If you have been harmed in a Shepherdsville car accident that was not your fault, you may want to recover damages either in settlement or court. To get the best chance of success, you must prove that the other driver’s negligence directly caused the accident and led to your injuries. This can be difficult to do on your own as you deal with your injuries and their impact on your life. That is why you should hire a Shepherdsville Car Accident Lawyer to handle the claim process for you.
Right after the crash, the statement of the other driver, police, and witnesses may not match. So, you and your lawyer must prove the negligence of the other driver to the insurer or the judge to secure compensation.
Proving Negligence in Car Accidents
To prove the negligence of the other driver, you need to give evidence that shows the driver acted negligently and caused the accident. Particularly, you must prove that:
- The other driver owed you a duty of care. Every driver on the road has a duty to keep other road users safe. Thus, they need to behave safely, so they cannot harm others.
- The other driver breached their duty of care. Drivers who fail to act reasonably breach their duty of care. For instance, not obeying the law or ignoring it by driving while texting or speeding is a breach of their duty of care.
- The breach of duty of care led to your injuries. You must prove that the driver’s breach of their duty of care resulted in your injuries.
- You are eligible for compensation. You must prove that your damages or injuries happened during the accident. Also, you need to establish your right to compensation in a lawsuit.
You should expect the defendant to refute some elements of your claim to avoid paying damages. You need to prepare for such arguments and work to protect your rights.

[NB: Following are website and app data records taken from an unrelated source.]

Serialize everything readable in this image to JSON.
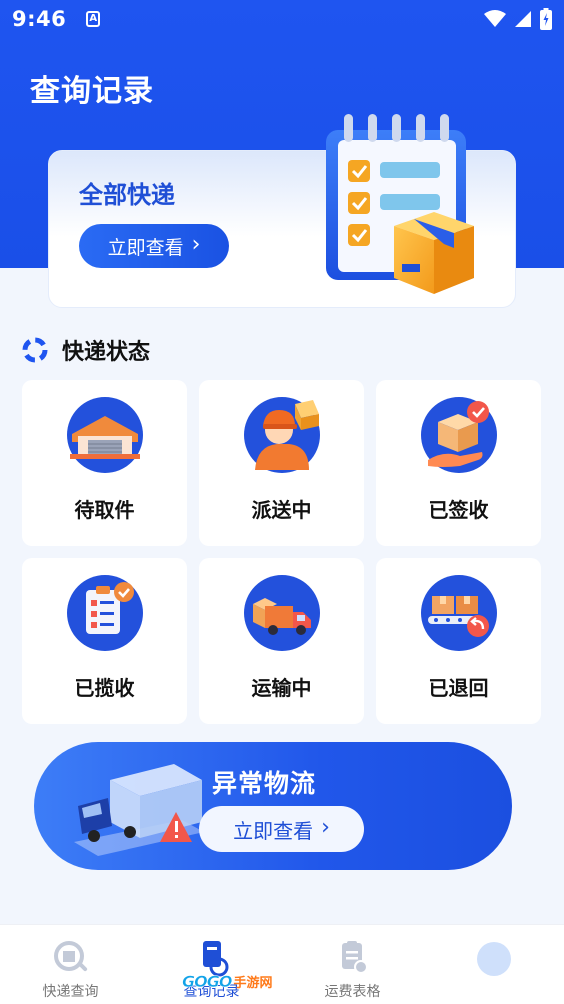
{
  "status_bar": {
    "time": "9:46",
    "notification_glyph": "A",
    "icons": [
      "wifi-icon",
      "signal-icon",
      "battery-icon"
    ]
  },
  "header": {
    "title": "查询记录"
  },
  "all_card": {
    "title": "全部快递",
    "button_label": "立即查看"
  },
  "status_section": {
    "title": "快递状态",
    "items": [
      {
        "label": "待取件",
        "icon": "warehouse-icon"
      },
      {
        "label": "派送中",
        "icon": "courier-icon"
      },
      {
        "label": "已签收",
        "icon": "package-received-icon"
      },
      {
        "label": "已揽收",
        "icon": "clipboard-check-icon"
      },
      {
        "label": "运输中",
        "icon": "truck-icon"
      },
      {
        "label": "已退回",
        "icon": "return-conveyor-icon"
      }
    ]
  },
  "abnormal_card": {
    "title": "异常物流",
    "button_label": "立即查看"
  },
  "tabbar": {
    "tabs": [
      {
        "label": "快递查询",
        "icon": "search-package-icon",
        "active": false
      },
      {
        "label": "查询记录",
        "icon": "record-icon",
        "active": true
      },
      {
        "label": "运费表格",
        "icon": "freight-sheet-icon",
        "active": false
      },
      {
        "label": "",
        "icon": "profile-icon",
        "active": false
      }
    ]
  },
  "watermark": {
    "brand": "GOGO",
    "site": "手游网"
  },
  "colors": {
    "primary": "#1f55f0",
    "accent_orange": "#f5a623",
    "background": "#f2f6fd"
  }
}
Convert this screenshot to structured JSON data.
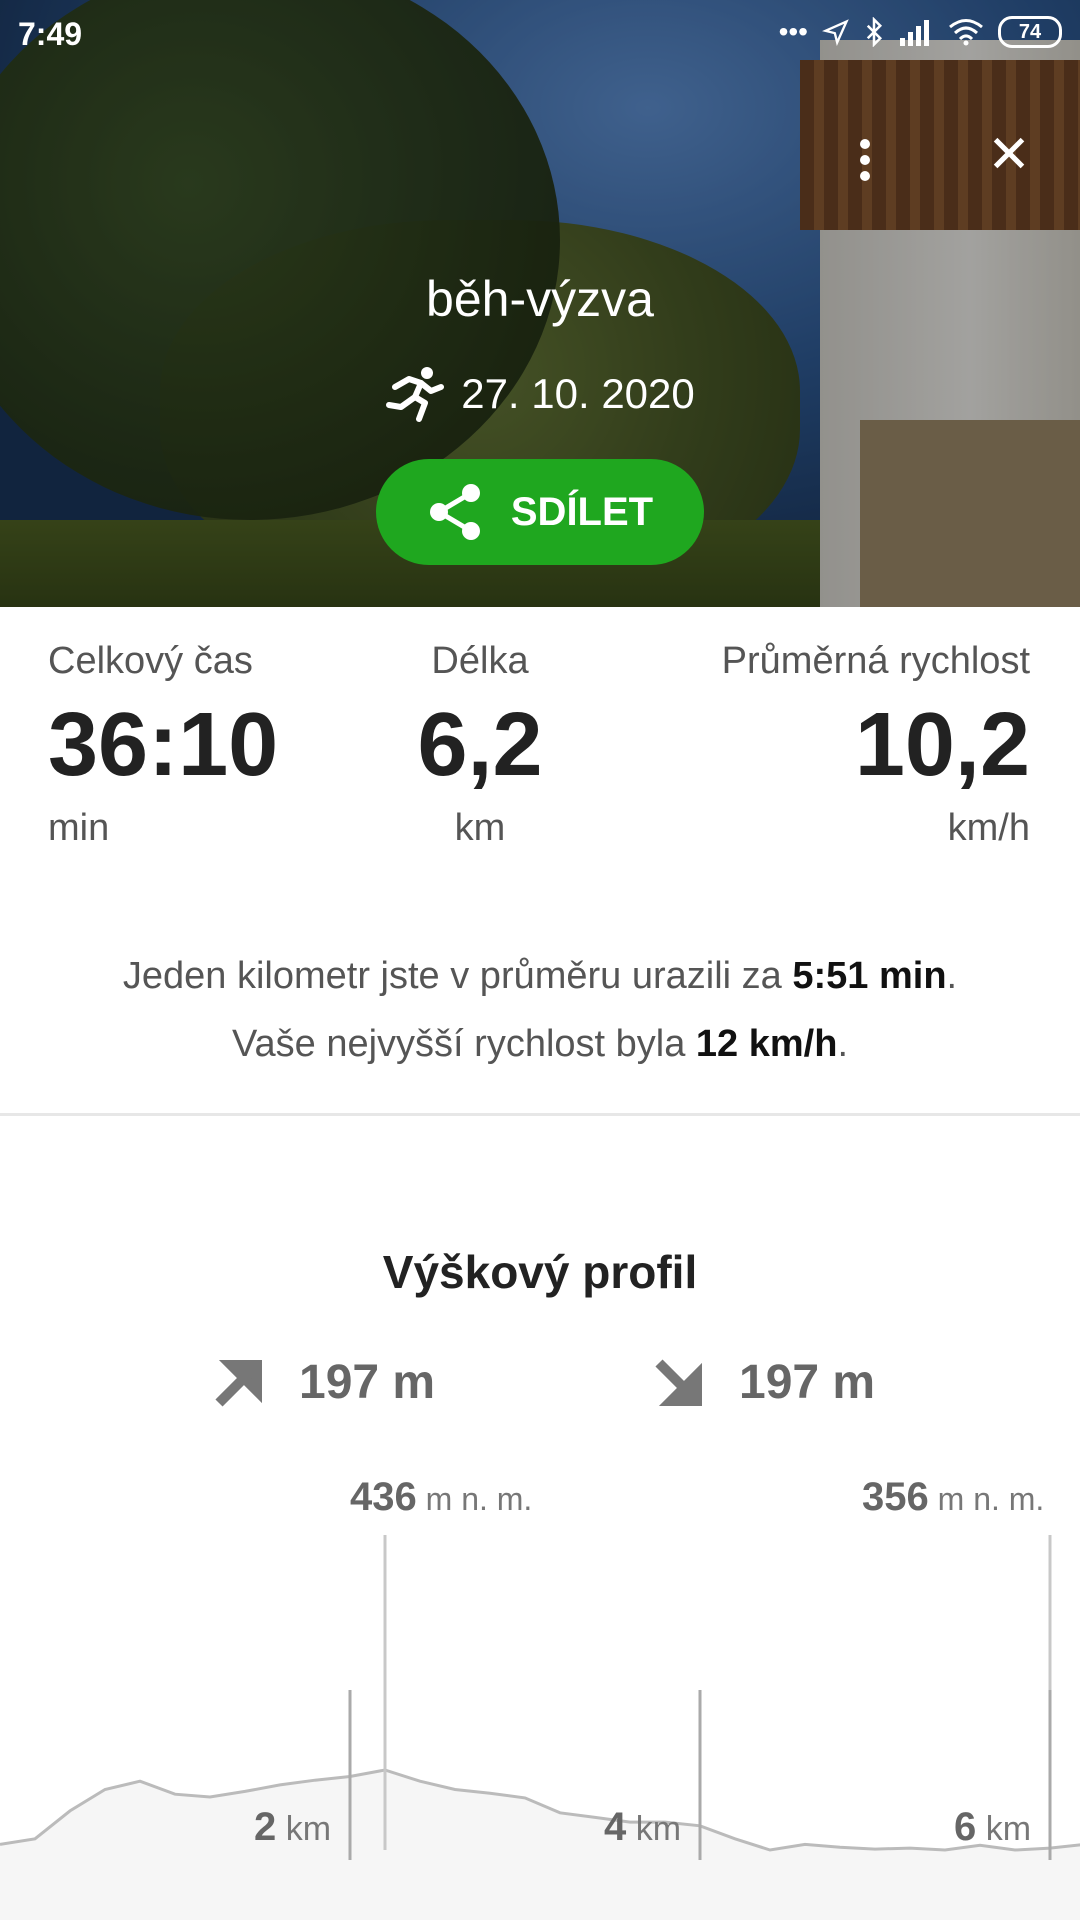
{
  "status_bar": {
    "time": "7:49",
    "battery": "74"
  },
  "header": {
    "title": "běh-výzva",
    "date": "27. 10. 2020",
    "share_label": "SDÍLET"
  },
  "stats": [
    {
      "label": "Celkový čas",
      "value": "36:10",
      "unit": "min"
    },
    {
      "label": "Délka",
      "value": "6,2",
      "unit": "km"
    },
    {
      "label": "Průměrná rychlost",
      "value": "10,2",
      "unit": "km/h"
    }
  ],
  "summary": {
    "line1_prefix": "Jeden kilometr jste v průměru urazili za ",
    "line1_value": "5:51 min",
    "line1_suffix": ".",
    "line2_prefix": "Vaše nejvyšší rychlost byla ",
    "line2_value": "12 km/h",
    "line2_suffix": "."
  },
  "profile": {
    "title": "Výškový profil",
    "ascent": "197 m",
    "descent": "197 m",
    "max_value": "436",
    "max_unit": "m n. m.",
    "end_value": "356",
    "end_unit": "m n. m.",
    "distance_marks": [
      {
        "value": "2",
        "unit": "km"
      },
      {
        "value": "4",
        "unit": "km"
      },
      {
        "value": "6",
        "unit": "km"
      }
    ]
  },
  "chart_data": {
    "type": "area",
    "x_unit": "km",
    "y_unit": "m n. m.",
    "x": [
      0,
      0.2,
      0.4,
      0.6,
      0.8,
      1.0,
      1.2,
      1.4,
      1.6,
      1.8,
      2.0,
      2.2,
      2.4,
      2.6,
      2.8,
      3.0,
      3.2,
      3.4,
      3.6,
      3.8,
      4.0,
      4.2,
      4.4,
      4.6,
      4.8,
      5.0,
      5.2,
      5.4,
      5.6,
      5.8,
      6.0,
      6.2
    ],
    "y": [
      356,
      362,
      392,
      415,
      424,
      410,
      407,
      413,
      420,
      425,
      429,
      436,
      424,
      415,
      411,
      406,
      390,
      385,
      380,
      380,
      376,
      362,
      350,
      356,
      353,
      351,
      352,
      350,
      355,
      350,
      352,
      356
    ],
    "markers": [
      {
        "x": 2.2,
        "label": "436"
      },
      {
        "x": 6.0,
        "label": "356"
      }
    ],
    "xticks": [
      2,
      4,
      6
    ]
  }
}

Importance of Evidence in Proving Negligence
It is imperative to gather evidence soon after the accident to make it easier for you to file a lawsuit against the at-fault party. This evidence can include eyewitness testimony, photos or videos of the crash scene, medical records, police reports, and phone records.

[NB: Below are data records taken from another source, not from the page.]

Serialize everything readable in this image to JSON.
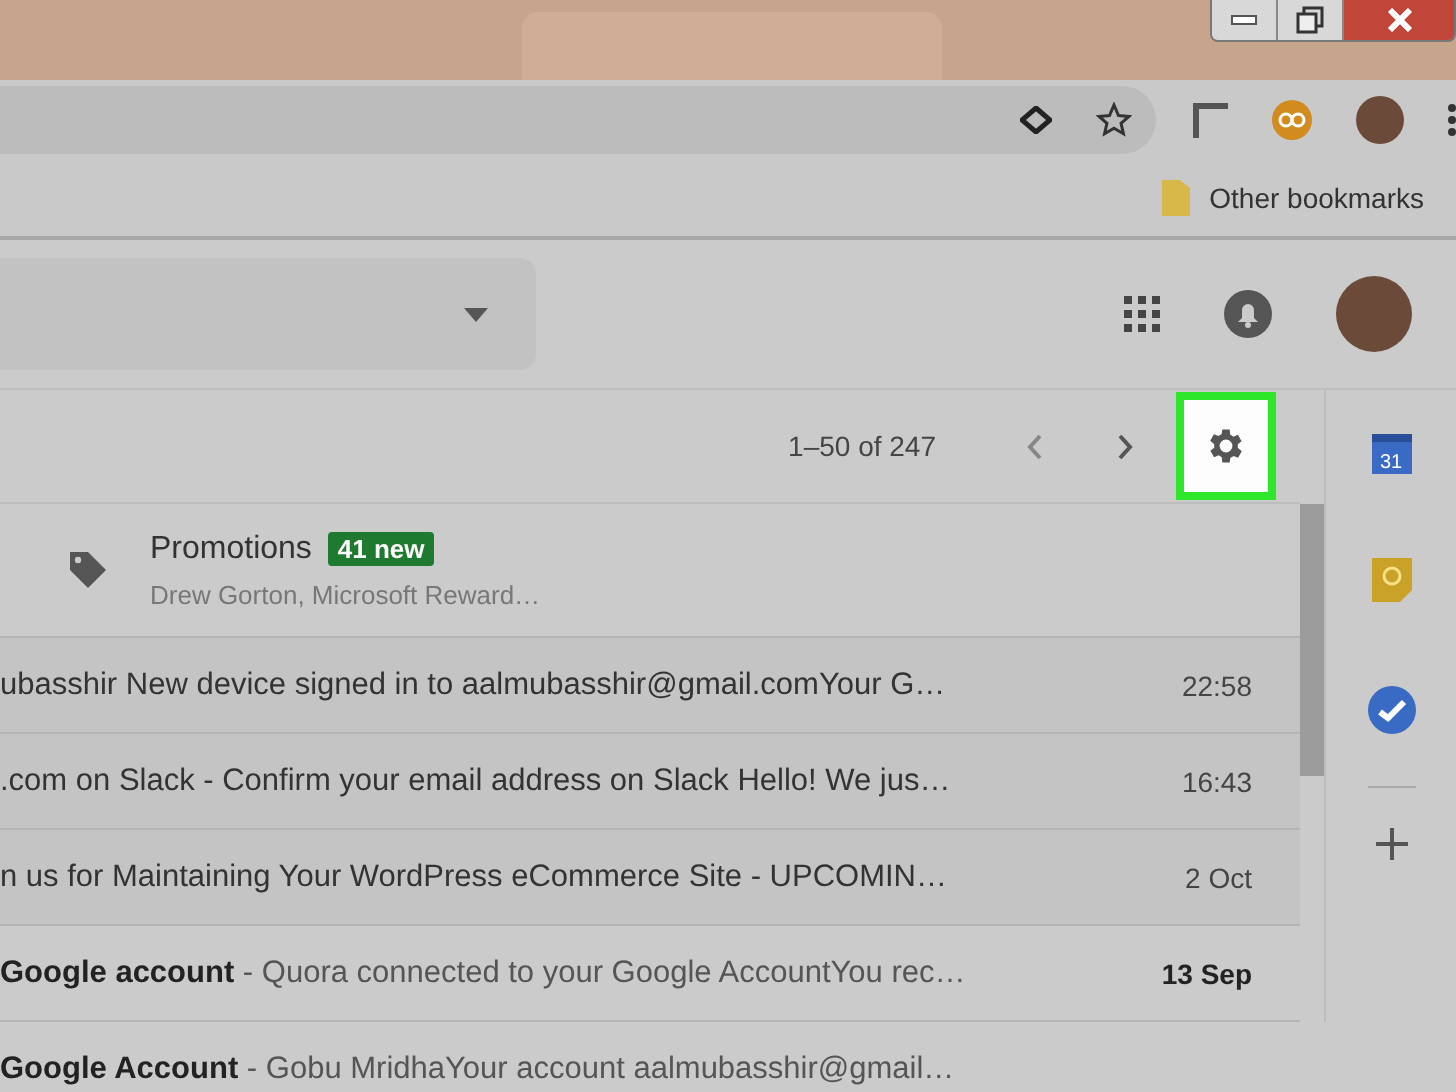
{
  "bookmarks_bar": {
    "items": [
      {
        "label": "Other bookmarks"
      }
    ]
  },
  "toolbar": {
    "page_range": "1–50 of 247"
  },
  "side_panel": {
    "calendar_day": "31"
  },
  "promotions": {
    "label": "Promotions",
    "badge": "41 new",
    "senders": "Drew Gorton, Microsoft Reward…"
  },
  "emails": [
    {
      "text": "ubasshir New device signed in to aalmubasshir@gmail.comYour G…",
      "date": "22:58",
      "unread": false
    },
    {
      "text": ".com on Slack - Confirm your email address on Slack Hello! We jus…",
      "date": "16:43",
      "unread": false
    },
    {
      "text": "n us for Maintaining Your WordPress eCommerce Site - UPCOMIN…",
      "date": "2 Oct",
      "unread": false
    },
    {
      "text": "**Google account** - Quora connected to your Google AccountYou rec…",
      "date": "13 Sep",
      "unread": true
    },
    {
      "text": "**Google Account** - Gobu MridhaYour account aalmubasshir@gmail…",
      "unread": true
    }
  ]
}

You may be able to collect some of this evidence while you are still at the accident scene. And your lawyer can recover other pieces through the discovery process, which usually comes after a case has been filed. The discovery process includes written interrogatories, document production requests, and depositions.